### Instructions for the task:
Set down all of the entries below word for word, with the pictures left out.

+--

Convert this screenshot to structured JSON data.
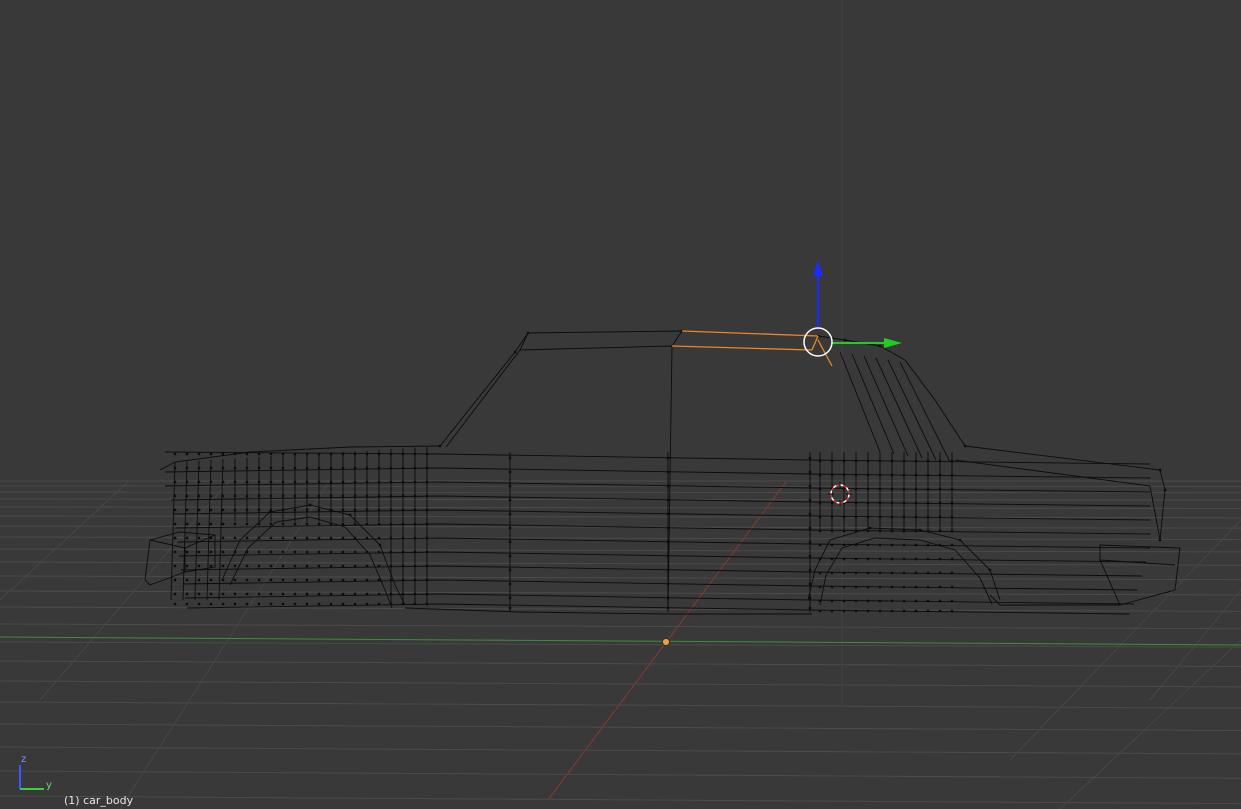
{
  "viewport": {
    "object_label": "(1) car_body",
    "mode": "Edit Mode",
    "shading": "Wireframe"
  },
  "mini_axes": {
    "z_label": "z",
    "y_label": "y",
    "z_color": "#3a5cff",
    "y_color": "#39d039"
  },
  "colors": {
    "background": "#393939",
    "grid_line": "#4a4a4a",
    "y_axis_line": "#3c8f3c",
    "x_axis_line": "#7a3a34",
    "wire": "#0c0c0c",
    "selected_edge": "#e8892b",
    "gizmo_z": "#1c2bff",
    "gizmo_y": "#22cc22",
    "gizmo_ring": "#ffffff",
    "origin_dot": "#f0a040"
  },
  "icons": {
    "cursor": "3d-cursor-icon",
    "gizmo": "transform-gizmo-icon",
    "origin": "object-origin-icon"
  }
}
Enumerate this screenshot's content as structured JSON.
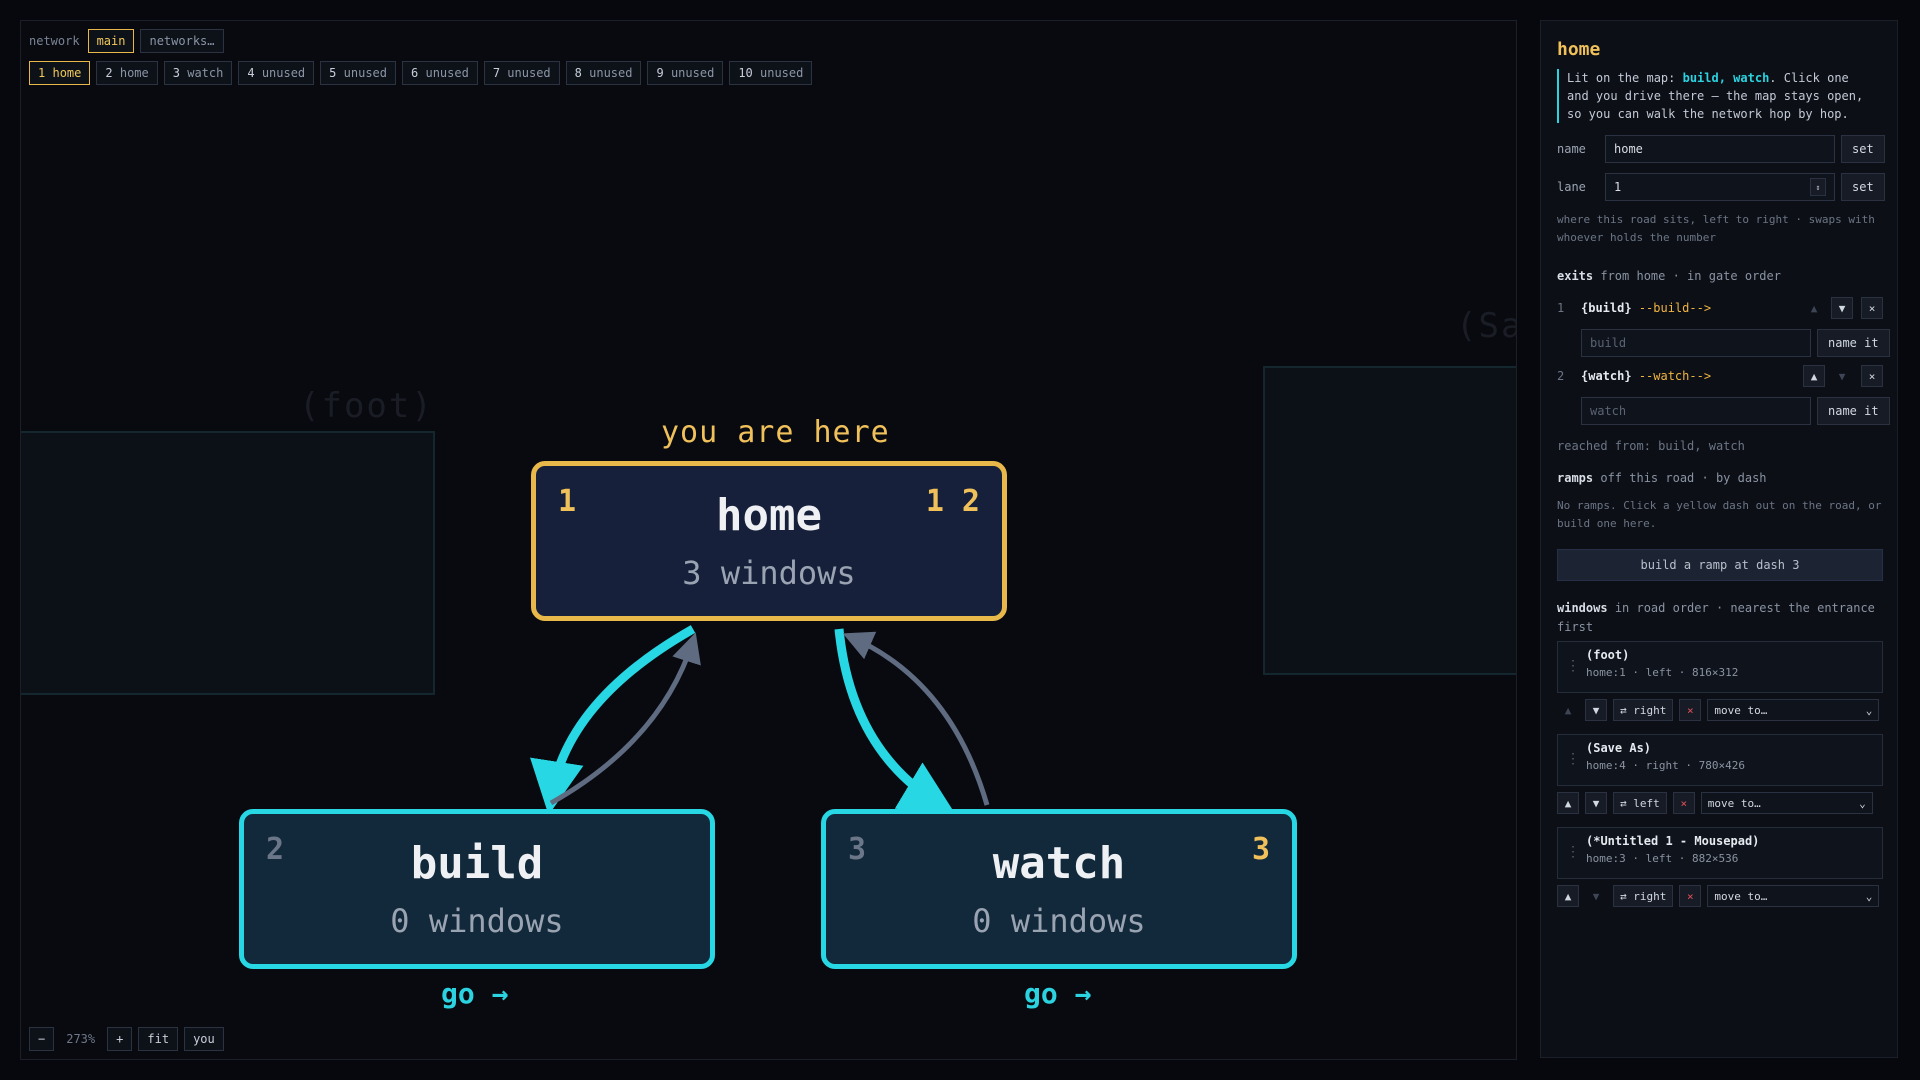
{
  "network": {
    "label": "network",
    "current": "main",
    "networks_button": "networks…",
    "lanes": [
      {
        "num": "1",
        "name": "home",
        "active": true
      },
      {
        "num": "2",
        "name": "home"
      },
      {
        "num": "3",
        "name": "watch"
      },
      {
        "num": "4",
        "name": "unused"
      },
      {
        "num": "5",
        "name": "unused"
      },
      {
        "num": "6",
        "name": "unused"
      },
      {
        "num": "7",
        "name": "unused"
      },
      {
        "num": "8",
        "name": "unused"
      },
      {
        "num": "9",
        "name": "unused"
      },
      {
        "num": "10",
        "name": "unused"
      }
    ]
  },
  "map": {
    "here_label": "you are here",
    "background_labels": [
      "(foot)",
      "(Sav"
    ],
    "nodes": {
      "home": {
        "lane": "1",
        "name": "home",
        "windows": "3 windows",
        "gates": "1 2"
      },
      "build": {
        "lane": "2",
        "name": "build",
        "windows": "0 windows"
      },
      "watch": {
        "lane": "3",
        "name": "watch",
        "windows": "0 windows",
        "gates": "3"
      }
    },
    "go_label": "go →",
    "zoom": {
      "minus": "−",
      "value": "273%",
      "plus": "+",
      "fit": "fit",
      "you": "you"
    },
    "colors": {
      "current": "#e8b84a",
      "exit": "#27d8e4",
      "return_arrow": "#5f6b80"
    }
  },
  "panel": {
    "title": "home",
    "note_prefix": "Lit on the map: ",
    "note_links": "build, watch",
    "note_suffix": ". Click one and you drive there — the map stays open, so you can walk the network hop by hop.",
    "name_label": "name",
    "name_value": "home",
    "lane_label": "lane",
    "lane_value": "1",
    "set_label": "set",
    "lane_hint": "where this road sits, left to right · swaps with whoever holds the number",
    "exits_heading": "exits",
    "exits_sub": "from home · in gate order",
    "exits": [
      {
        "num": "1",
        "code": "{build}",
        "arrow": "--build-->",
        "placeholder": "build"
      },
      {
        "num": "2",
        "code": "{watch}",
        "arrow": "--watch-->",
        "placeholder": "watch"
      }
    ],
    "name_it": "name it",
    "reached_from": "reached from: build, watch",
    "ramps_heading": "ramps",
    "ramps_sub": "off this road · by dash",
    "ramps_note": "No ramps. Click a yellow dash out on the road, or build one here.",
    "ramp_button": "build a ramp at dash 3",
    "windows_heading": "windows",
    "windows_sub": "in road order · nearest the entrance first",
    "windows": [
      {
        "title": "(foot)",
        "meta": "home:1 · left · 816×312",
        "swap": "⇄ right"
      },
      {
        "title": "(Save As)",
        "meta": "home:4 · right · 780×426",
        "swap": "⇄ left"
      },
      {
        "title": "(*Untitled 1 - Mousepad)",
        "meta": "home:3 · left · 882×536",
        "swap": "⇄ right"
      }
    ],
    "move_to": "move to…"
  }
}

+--

### Answer below:
Convert this screenshot to structured JSON data.
{
  "viewport": {
    "object_label": "(1) car_body",
    "mode": "Edit Mode",
    "shading": "Wireframe"
  },
  "mini_axes": {
    "z_label": "z",
    "y_label": "y",
    "z_color": "#3a5cff",
    "y_color": "#39d039"
  },
  "colors": {
    "background": "#393939",
    "grid_line": "#4a4a4a",
    "y_axis_line": "#3c8f3c",
    "x_axis_line": "#7a3a34",
    "wire": "#0c0c0c",
    "selected_edge": "#e8892b",
    "gizmo_z": "#1c2bff",
    "gizmo_y": "#22cc22",
    "gizmo_ring": "#ffffff",
    "origin_dot": "#f0a040"
  },
  "icons": {
    "cursor": "3d-cursor-icon",
    "gizmo": "transform-gizmo-icon",
    "origin": "object-origin-icon"
  }
}
Enumerate this screenshot's content as structured JSON.
{
  "network": {
    "label": "network",
    "current": "main",
    "networks_button": "networks…",
    "lanes": [
      {
        "num": "1",
        "name": "home",
        "active": true
      },
      {
        "num": "2",
        "name": "home"
      },
      {
        "num": "3",
        "name": "watch"
      },
      {
        "num": "4",
        "name": "unused"
      },
      {
        "num": "5",
        "name": "unused"
      },
      {
        "num": "6",
        "name": "unused"
      },
      {
        "num": "7",
        "name": "unused"
      },
      {
        "num": "8",
        "name": "unused"
      },
      {
        "num": "9",
        "name": "unused"
      },
      {
        "num": "10",
        "name": "unused"
      }
    ]
  },
  "map": {
    "here_label": "you are here",
    "background_labels": [
      "(foot)",
      "(Sav"
    ],
    "nodes": {
      "home": {
        "lane": "1",
        "name": "home",
        "windows": "3 windows",
        "gates": "1 2"
      },
      "build": {
        "lane": "2",
        "name": "build",
        "windows": "0 windows"
      },
      "watch": {
        "lane": "3",
        "name": "watch",
        "windows": "0 windows",
        "gates": "3"
      }
    },
    "go_label": "go →",
    "zoom": {
      "minus": "−",
      "value": "273%",
      "plus": "+",
      "fit": "fit",
      "you": "you"
    },
    "colors": {
      "current": "#e8b84a",
      "exit": "#27d8e4",
      "return_arrow": "#5f6b80"
    }
  },
  "panel": {
    "title": "home",
    "note_prefix": "Lit on the map: ",
    "note_links": "build, watch",
    "note_suffix": ". Click one and you drive there — the map stays open, so you can walk the network hop by hop.",
    "name_label": "name",
    "name_value": "home",
    "lane_label": "lane",
    "lane_value": "1",
    "set_label": "set",
    "lane_hint": "where this road sits, left to right · swaps with whoever holds the number",
    "exits_heading": "exits",
    "exits_sub": "from home · in gate order",
    "exits": [
      {
        "num": "1",
        "code": "{build}",
        "arrow": "--build-->",
        "placeholder": "build"
      },
      {
        "num": "2",
        "code": "{watch}",
        "arrow": "--watch-->",
        "placeholder": "watch"
      }
    ],
    "name_it": "name it",
    "reached_from": "reached from: build, watch",
    "ramps_heading": "ramps",
    "ramps_sub": "off this road · by dash",
    "ramps_note": "No ramps. Click a yellow dash out on the road, or build one here.",
    "ramp_button": "build a ramp at dash 3",
    "windows_heading": "windows",
    "windows_sub": "in road order · nearest the entrance first",
    "windows": [
      {
        "title": "(foot)",
        "meta": "home:1 · left · 816×312",
        "swap": "⇄ right"
      },
      {
        "title": "(Save As)",
        "meta": "home:4 · right · 780×426",
        "swap": "⇄ left"
      },
      {
        "title": "(*Untitled 1 - Mousepad)",
        "meta": "home:3 · left · 882×536",
        "swap": "⇄ right"
      }
    ],
    "move_to": "move to…"
  }
}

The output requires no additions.